Even by conservative estimates, more than 70,000 Americans die every year from sickness and disease resulting from air pollution, which effects especially seniors and people with respiratory illnesses (and what have seniors ever done except suffer through the Great Depression, defeat fascism and Stalinism, develop labour unions, build the civil rights movement and create the welfare state?). The World Health Organization puts the yearly death toll from pollution at 4.6 million.
It’s all still killing us, even if Manhattan and Holland don’t sink under the Atlantic Ocean, Siberia and the Prairies don’t turn into deserts, and the Antarctic doesn’t split in half. The sources of climate change and air pollution are one and the same.
We all know what has to be done to reverse this trend: use renewable energy (such as wind, solar, and geo-thermal), buy foods and other basic goods from local markets, toss SUV’s and other eco-wasting automobiles into the consumption wastebin of history, use public transportation, phase out the burning of fossil fuels, and of course, conserve energy as much as possible in everyday life.
But even these fail to challenge the corporate structures that give rise to the inequitable and environmentally-unsustainable use of energy in the first place. Why would a fossil fuel-based energy company want to become environmentally-sound? What’s their incentive to do so? Shareholders and executives certainly don’t want to, as it would certainly drown their bottom lines in losses and debt.

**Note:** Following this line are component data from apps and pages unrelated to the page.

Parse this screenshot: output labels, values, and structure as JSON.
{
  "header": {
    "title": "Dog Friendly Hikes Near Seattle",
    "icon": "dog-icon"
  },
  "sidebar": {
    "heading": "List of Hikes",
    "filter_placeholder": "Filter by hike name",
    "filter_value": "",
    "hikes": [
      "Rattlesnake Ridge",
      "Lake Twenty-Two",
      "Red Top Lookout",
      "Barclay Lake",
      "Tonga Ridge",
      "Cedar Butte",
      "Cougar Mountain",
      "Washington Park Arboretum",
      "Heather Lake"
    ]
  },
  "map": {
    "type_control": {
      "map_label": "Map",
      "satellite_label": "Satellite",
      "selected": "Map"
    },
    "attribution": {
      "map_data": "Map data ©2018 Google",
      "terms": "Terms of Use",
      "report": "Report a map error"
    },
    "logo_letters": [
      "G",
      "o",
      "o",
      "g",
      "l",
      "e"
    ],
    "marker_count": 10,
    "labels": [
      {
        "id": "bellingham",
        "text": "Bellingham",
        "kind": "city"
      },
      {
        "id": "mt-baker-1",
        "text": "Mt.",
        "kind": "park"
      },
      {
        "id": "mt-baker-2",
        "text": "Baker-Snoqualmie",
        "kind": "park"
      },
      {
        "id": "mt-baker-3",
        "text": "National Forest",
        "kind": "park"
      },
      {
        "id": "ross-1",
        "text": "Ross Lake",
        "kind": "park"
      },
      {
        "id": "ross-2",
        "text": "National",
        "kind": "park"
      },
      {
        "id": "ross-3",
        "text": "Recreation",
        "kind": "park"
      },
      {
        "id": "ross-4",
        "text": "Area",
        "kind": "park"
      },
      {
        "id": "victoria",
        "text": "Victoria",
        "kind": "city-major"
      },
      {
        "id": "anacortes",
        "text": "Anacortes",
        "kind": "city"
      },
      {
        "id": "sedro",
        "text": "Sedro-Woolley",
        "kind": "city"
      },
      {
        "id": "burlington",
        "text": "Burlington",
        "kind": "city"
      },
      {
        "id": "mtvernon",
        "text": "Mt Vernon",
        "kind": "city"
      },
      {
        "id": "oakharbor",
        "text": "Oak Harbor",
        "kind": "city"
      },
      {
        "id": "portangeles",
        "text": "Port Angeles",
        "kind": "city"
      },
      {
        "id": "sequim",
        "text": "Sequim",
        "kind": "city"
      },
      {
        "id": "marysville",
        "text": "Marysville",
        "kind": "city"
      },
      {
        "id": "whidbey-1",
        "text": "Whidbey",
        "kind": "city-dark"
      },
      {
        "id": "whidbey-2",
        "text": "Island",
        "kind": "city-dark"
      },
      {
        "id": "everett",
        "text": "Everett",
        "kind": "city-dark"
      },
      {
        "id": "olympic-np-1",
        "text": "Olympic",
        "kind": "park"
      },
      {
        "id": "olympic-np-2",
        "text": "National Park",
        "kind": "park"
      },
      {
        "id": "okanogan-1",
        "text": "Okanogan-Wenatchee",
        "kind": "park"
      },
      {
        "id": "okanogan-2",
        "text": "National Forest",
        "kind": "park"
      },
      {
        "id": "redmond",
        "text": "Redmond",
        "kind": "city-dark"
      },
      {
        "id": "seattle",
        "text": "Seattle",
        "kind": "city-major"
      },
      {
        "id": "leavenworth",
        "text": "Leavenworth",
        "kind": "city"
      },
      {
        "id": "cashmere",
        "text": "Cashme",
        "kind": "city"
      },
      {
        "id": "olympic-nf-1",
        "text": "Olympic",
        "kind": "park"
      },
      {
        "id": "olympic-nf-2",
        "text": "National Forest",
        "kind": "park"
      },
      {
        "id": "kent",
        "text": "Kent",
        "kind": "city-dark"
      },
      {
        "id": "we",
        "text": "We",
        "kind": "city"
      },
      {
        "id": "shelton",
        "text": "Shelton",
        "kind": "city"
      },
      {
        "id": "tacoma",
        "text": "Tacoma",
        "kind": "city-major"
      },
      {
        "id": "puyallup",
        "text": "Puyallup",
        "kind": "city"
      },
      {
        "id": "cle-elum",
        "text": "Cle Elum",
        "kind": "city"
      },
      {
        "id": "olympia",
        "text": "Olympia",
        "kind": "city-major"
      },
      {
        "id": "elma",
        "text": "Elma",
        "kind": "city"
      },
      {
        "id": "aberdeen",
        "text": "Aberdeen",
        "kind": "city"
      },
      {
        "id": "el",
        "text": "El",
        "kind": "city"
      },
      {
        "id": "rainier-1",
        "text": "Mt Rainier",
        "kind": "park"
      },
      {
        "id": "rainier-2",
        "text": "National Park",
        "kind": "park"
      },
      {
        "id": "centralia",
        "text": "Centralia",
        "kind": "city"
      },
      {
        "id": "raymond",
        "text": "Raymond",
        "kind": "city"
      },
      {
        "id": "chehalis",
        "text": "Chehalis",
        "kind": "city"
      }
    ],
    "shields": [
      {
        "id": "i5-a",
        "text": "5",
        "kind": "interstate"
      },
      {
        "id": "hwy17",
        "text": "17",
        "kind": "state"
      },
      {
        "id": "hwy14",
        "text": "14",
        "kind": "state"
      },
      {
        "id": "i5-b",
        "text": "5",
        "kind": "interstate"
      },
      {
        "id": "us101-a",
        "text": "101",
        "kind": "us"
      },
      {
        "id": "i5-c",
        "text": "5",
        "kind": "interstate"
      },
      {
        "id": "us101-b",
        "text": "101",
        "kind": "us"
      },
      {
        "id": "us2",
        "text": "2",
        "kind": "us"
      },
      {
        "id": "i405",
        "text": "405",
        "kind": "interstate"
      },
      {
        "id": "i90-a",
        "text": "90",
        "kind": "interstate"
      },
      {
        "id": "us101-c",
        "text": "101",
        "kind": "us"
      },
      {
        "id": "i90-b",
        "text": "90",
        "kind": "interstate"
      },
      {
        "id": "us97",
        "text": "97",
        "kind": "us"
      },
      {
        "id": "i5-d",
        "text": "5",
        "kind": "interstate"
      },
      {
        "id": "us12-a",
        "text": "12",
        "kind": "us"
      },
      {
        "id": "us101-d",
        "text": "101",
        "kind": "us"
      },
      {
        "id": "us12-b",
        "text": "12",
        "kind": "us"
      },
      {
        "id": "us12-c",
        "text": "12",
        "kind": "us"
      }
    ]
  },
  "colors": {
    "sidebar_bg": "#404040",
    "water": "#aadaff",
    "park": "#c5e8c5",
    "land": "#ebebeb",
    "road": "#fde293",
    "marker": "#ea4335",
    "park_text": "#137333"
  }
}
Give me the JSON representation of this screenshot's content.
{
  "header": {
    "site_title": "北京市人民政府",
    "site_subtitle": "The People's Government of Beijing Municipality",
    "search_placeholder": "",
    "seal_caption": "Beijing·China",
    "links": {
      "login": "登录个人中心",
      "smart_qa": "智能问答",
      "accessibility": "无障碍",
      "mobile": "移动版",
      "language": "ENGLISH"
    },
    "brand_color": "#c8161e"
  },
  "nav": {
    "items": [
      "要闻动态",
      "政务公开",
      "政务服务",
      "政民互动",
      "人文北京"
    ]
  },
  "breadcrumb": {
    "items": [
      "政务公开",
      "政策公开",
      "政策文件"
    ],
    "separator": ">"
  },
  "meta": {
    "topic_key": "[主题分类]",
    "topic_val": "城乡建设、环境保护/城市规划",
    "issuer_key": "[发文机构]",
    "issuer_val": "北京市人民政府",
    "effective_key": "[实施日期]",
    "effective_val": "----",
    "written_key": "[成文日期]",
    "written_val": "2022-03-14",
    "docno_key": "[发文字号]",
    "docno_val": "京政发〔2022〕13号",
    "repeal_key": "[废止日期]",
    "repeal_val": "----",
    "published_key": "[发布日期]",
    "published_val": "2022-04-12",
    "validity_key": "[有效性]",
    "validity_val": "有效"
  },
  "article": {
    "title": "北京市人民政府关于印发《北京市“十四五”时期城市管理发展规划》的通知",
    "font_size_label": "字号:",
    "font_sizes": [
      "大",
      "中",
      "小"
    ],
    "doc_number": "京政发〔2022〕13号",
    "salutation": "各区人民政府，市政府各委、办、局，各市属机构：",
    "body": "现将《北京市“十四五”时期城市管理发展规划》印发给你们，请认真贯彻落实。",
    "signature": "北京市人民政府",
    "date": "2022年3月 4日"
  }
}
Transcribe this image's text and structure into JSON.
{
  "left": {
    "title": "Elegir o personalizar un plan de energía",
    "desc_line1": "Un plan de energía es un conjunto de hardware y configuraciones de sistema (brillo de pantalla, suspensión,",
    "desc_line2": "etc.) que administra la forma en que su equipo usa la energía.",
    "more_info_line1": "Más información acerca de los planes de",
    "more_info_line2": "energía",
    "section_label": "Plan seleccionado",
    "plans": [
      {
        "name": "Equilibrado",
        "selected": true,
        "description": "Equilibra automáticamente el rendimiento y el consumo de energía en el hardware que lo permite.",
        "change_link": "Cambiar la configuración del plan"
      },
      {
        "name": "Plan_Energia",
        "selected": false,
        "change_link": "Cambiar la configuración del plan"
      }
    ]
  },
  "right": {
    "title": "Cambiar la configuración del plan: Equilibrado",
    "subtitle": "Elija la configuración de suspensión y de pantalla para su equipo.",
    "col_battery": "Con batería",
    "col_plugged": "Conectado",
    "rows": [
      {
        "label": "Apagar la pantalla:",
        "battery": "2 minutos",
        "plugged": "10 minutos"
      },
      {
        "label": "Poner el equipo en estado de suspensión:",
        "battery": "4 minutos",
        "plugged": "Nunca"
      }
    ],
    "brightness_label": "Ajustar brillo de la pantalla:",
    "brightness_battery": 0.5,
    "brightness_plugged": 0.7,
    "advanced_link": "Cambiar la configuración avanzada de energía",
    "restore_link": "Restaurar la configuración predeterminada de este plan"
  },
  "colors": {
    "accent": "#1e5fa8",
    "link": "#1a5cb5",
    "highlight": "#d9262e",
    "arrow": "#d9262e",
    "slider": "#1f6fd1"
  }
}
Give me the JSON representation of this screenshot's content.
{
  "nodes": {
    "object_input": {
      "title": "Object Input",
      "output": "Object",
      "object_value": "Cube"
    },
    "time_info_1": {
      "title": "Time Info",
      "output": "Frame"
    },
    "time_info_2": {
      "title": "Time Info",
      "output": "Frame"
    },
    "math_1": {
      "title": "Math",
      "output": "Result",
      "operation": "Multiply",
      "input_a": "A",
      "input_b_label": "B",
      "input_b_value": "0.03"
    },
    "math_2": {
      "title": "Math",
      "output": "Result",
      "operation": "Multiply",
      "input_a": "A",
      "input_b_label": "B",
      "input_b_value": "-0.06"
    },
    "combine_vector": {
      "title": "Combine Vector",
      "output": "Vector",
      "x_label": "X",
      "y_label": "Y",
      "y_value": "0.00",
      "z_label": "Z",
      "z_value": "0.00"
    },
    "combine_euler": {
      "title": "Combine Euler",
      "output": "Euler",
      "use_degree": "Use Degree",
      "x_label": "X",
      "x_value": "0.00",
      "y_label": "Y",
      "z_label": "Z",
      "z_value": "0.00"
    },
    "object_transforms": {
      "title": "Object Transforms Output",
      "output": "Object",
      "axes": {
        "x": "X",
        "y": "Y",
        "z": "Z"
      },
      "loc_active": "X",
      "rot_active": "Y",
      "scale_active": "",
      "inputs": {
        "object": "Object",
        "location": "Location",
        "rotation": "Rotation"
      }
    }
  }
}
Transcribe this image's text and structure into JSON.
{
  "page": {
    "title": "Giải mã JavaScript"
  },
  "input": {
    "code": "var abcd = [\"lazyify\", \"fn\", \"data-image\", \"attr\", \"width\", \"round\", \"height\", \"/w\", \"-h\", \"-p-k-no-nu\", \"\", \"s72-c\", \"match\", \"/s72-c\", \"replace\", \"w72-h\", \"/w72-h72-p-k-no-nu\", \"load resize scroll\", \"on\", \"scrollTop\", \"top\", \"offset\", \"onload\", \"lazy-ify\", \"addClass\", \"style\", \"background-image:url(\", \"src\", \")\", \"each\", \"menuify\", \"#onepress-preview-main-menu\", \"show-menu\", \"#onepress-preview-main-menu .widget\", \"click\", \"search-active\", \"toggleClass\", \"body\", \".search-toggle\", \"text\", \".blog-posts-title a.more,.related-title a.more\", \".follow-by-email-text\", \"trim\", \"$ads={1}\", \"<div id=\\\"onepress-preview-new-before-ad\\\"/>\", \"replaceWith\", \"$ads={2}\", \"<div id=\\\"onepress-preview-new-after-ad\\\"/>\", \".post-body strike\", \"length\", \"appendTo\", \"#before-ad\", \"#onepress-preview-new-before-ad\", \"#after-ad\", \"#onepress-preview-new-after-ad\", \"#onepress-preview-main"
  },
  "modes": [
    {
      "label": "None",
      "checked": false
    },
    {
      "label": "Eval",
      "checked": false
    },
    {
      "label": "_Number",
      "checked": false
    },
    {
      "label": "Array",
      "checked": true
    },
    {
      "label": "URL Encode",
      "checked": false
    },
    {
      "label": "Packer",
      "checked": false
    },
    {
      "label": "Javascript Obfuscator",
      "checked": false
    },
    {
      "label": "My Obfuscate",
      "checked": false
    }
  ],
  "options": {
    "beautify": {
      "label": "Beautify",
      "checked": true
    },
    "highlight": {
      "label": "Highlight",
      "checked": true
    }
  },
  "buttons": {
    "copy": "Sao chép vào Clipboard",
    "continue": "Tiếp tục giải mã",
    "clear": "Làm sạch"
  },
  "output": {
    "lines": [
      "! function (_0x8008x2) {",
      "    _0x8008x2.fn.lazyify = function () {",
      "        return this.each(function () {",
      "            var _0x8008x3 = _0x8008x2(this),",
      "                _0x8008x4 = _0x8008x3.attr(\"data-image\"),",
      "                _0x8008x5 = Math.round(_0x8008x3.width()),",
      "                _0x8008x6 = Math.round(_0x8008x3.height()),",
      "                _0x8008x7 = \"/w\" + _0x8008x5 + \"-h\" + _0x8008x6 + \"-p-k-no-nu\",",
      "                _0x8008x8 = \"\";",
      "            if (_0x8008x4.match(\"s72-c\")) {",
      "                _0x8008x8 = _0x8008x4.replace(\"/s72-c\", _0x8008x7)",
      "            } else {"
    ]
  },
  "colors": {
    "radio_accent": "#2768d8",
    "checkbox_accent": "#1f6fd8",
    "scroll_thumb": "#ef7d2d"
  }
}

This is where economic democracy becomes a necessity. Control of major industries like energy, transportation, manufacturing and even farming must be transferred from shareholders and their short-term profit needs to working people and society as a whole, taking into consideration social ownership, large-scale investments into sustainable forms of energy, democratic and participatory forms of administration, smaller-scale and locally-based development, safe working conditions, and energy sustainability and equity.
You won’t hear about economic democracy from Al Gore, and you shouldn’t expect to. It’s the other inconvenient truth that people will have to take seriously if we are ever to stop air pollution, climate change, and the destruction of life on earth.